Before You Get Started
Regardless of your age and level of physical fitness, plan to see your doctor before you start your exercise routine. Even a little cardio every time you're at the gym can prove to be challenging if you've been glued to the couch for a while. Chatting with your physician can help you set realistic goals that promote success. Once you get to the gym, warm your body up with an easy five-minute walk on the treadmill or around the track before you perform your chosen form of cardio. Follow your warm-up with a couple of easy stretches to further loosen the muscles. For example, stretch your arms toward the ceiling and bend at the waist to touch your toes.
Exercising Your Options
Ten minutes of cardio at a time is beneficial, but it's best to do at least 150 minutes of moderate-intensity cardio over the course of the week. You can alternate between 10 minutes of cardio and strength training at the gym. Repeat this sequence two to three times. Or do a little bit of cardio at the gym and do some more at home when it's convenient. When it comes time to choose which cardio machine you want to use, the gym has plenty of options. Melt away the excess flab while sweating it up on the elliptical machine, stationary bike, treadmill or stair climber. To prevent exercise boredom, you can do a few minutes on each machine.
Knowing When Enough is Enough
While it's clear that short spurts of cardio every time you're at the gym will benefit your health, you may eventually choose to increase your aerobic exercise time. Shooting for 30 to 60 minutes most days will help you lose excess flab and improve your physical stamina without monopolizing your busy schedule.
However, just as it's not healthy to be sedentary, exercising too much can also harm your health. Overtraining syndrome occurs when you push your body too hard, too often and do not give it sufficient time to recover.

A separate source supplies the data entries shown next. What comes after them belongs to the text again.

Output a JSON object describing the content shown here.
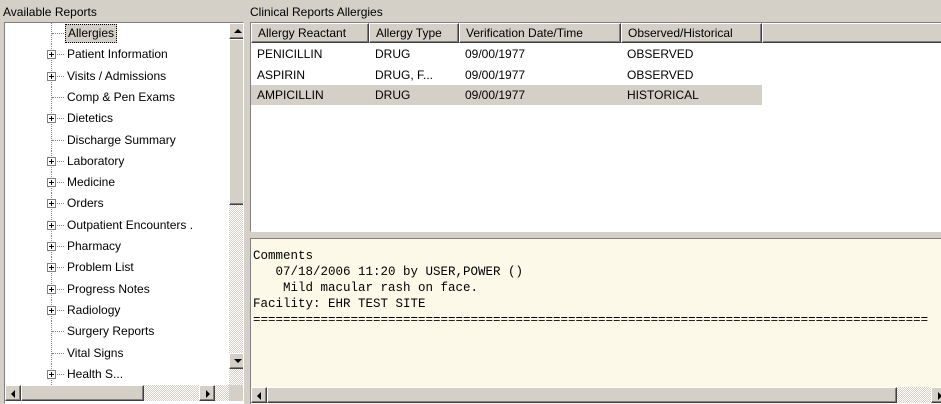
{
  "left_panel": {
    "title": "Available Reports",
    "tree": [
      {
        "label": "Allergies",
        "expandable": false,
        "selected": true
      },
      {
        "label": "Patient Information",
        "expandable": true
      },
      {
        "label": "Visits / Admissions",
        "expandable": true
      },
      {
        "label": "Comp & Pen Exams",
        "expandable": false
      },
      {
        "label": "Dietetics",
        "expandable": true
      },
      {
        "label": "Discharge Summary",
        "expandable": false
      },
      {
        "label": "Laboratory",
        "expandable": true
      },
      {
        "label": "Medicine",
        "expandable": true
      },
      {
        "label": "Orders",
        "expandable": true
      },
      {
        "label": "Outpatient Encounters .",
        "expandable": true
      },
      {
        "label": "Pharmacy",
        "expandable": true
      },
      {
        "label": "Problem List",
        "expandable": true
      },
      {
        "label": "Progress Notes",
        "expandable": true
      },
      {
        "label": "Radiology",
        "expandable": true
      },
      {
        "label": "Surgery Reports",
        "expandable": false
      },
      {
        "label": "Vital Signs",
        "expandable": false
      },
      {
        "label": "Health S...",
        "expandable": true
      }
    ]
  },
  "right_panel": {
    "title": "Clinical Reports Allergies",
    "columns": [
      "Allergy Reactant",
      "Allergy Type",
      "Verification Date/Time",
      "Observed/Historical"
    ],
    "rows": [
      {
        "cells": [
          "PENICILLIN",
          "DRUG",
          "09/00/1977",
          "OBSERVED"
        ],
        "selected": false
      },
      {
        "cells": [
          "ASPIRIN",
          "DRUG, F...",
          "09/00/1977",
          "OBSERVED"
        ],
        "selected": false
      },
      {
        "cells": [
          "AMPICILLIN",
          "DRUG",
          "09/00/1977",
          "HISTORICAL"
        ],
        "selected": true
      }
    ],
    "comments": {
      "heading": "Comments",
      "line1": "   07/18/2006 11:20 by USER,POWER ()",
      "line2": "    Mild macular rash on face.",
      "facility": "Facility: EHR TEST SITE",
      "separator": "=========================================================================================="
    }
  },
  "icons": {
    "expand": "plus-box-icon",
    "scroll_up": "arrow-up-icon",
    "scroll_down": "arrow-down-icon",
    "scroll_left": "arrow-left-icon",
    "scroll_right": "arrow-right-icon"
  }
}
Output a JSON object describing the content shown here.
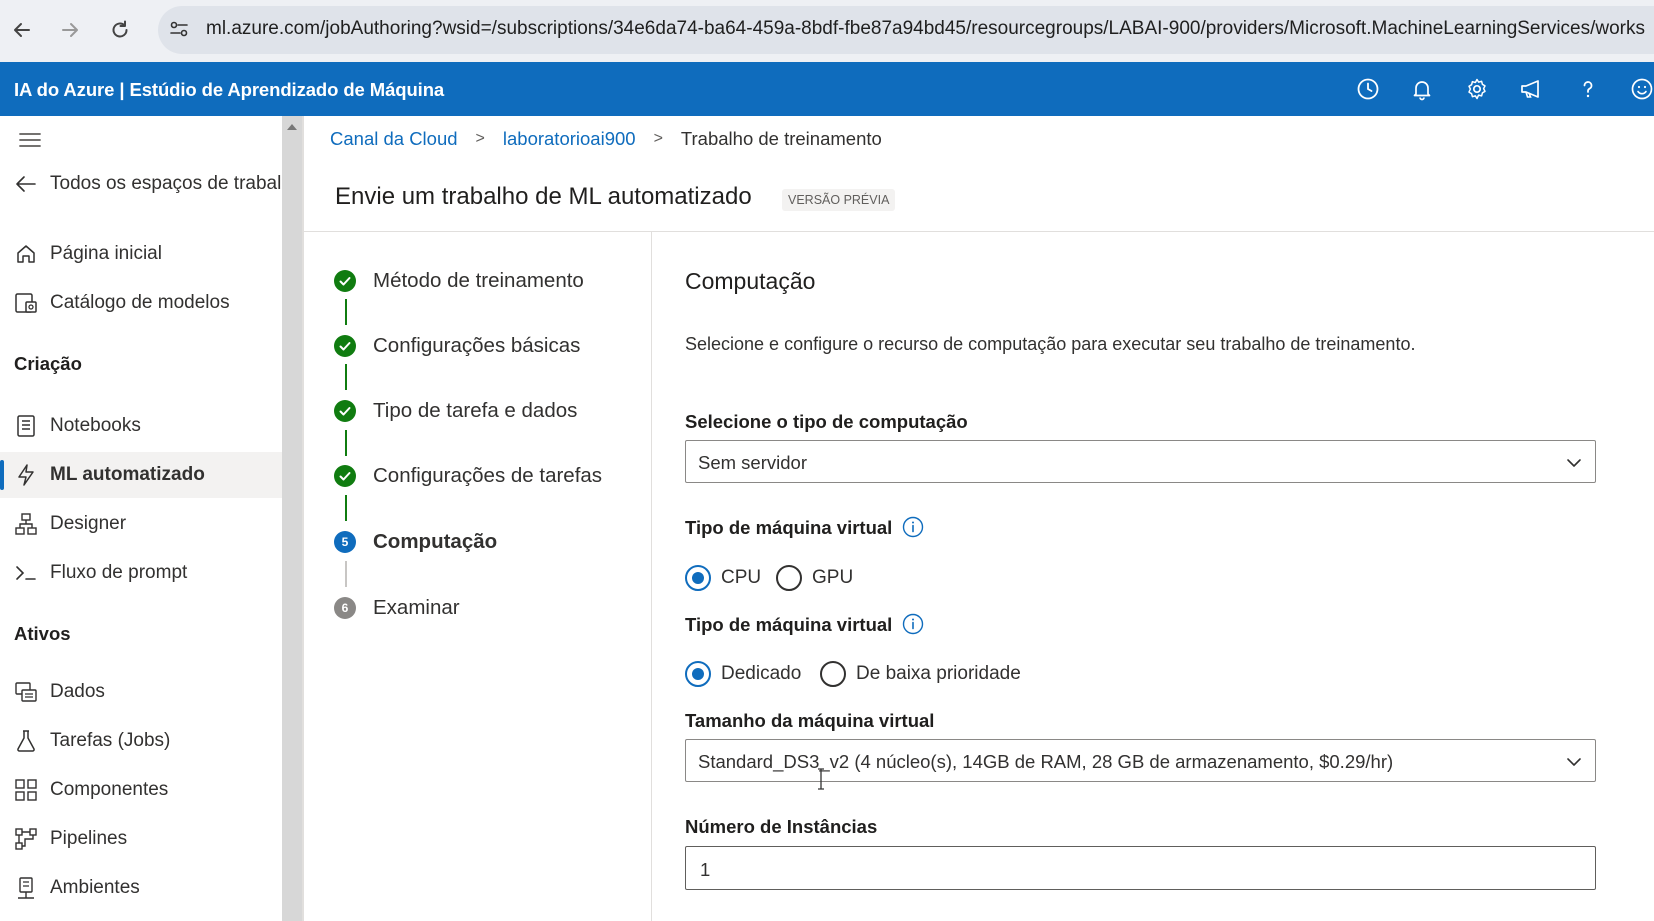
{
  "browser": {
    "url": "ml.azure.com/jobAuthoring?wsid=/subscriptions/34e6da74-ba64-459a-8bdf-fbe87a94bd45/resourcegroups/LABAI-900/providers/Microsoft.MachineLearningServices/works"
  },
  "header": {
    "title": "IA do Azure | Estúdio de Aprendizado de Máquina",
    "icons": [
      "history-icon",
      "bell-icon",
      "gear-icon",
      "megaphone-icon",
      "help-icon",
      "smiley-icon"
    ]
  },
  "sidebar": {
    "back_label": "Todos os espaços de trabal",
    "home": "Página inicial",
    "catalog": "Catálogo de modelos",
    "section_creation": "Criação",
    "notebooks": "Notebooks",
    "automl": "ML automatizado",
    "designer": "Designer",
    "prompt_flow": "Fluxo de prompt",
    "section_assets": "Ativos",
    "data": "Dados",
    "jobs": "Tarefas (Jobs)",
    "components": "Componentes",
    "pipelines": "Pipelines",
    "environments": "Ambientes"
  },
  "breadcrumb": {
    "item1": "Canal da Cloud",
    "item2": "laboratorioai900",
    "current": "Trabalho de treinamento"
  },
  "page": {
    "title": "Envie um trabalho de ML automatizado",
    "badge": "VERSÃO PRÉVIA"
  },
  "steps": [
    {
      "label": "Método de treinamento",
      "status": "done"
    },
    {
      "label": "Configurações básicas",
      "status": "done"
    },
    {
      "label": "Tipo de tarefa e dados",
      "status": "done"
    },
    {
      "label": "Configurações de tarefas",
      "status": "done"
    },
    {
      "label": "Computação",
      "status": "current",
      "number": "5"
    },
    {
      "label": "Examinar",
      "status": "pending",
      "number": "6"
    }
  ],
  "form": {
    "title": "Computação",
    "description": "Selecione e configure o recurso de computação para executar seu trabalho de treinamento.",
    "compute_type_label": "Selecione o tipo de computação",
    "compute_type_value": "Sem servidor",
    "vm_type_label": "Tipo de máquina virtual",
    "vm_type_options": [
      "CPU",
      "GPU"
    ],
    "vm_type_selected": "CPU",
    "vm_priority_label": "Tipo de máquina virtual",
    "vm_priority_options": [
      "Dedicado",
      "De baixa prioridade"
    ],
    "vm_priority_selected": "Dedicado",
    "vm_size_label": "Tamanho da máquina virtual",
    "vm_size_value": "Standard_DS3_v2 (4 núcleo(s), 14GB de RAM, 28 GB de armazenamento, $0.29/hr)",
    "instances_label": "Número de Instâncias",
    "instances_value": "1"
  },
  "colors": {
    "accent": "#0f6cbd",
    "success": "#107c10",
    "pending": "#8a8886"
  }
}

With short cardio segments, this isn't likely to be a problem, but as you exercise more, you'll have to start paying attention to your body's fatigue cues. If you feel tired or your muscles ache after a particularly strenuous cardio workout, take the day off or perform lighter cardio activity instead. Fatigue, depression, sleeplessness and loss of appetite are some warnings that you need to give your body a break.
- The New York Times: 10-Minute Workouts, Times Three
- Harvard Health Publications: Benefits of Exercise...
- Anxiety and Depression Association of America: Exercise for Stress and Anxiety
- American Academy of Orthopaedic Surgeons: Warm Up, Cool Down and Be Flexible
- Centers for Disease Control and Prevention: Physical Activity
- American Council on Exercise: What's the Best Piece of Cardio Equipment to Use?
- NBCNews.com Smart Fitness: Should You Go the Extra Mile?
- Rice University: Overtraining Syndrome
Mary Ylisela is a former teacher with a Bachelor of Arts in elementary education and mathematics. She has been a writer since 1996, specializing in business, fitness and education. Prior to teaching, Ylisela worked as a certified fitness instructor and a small-business owner.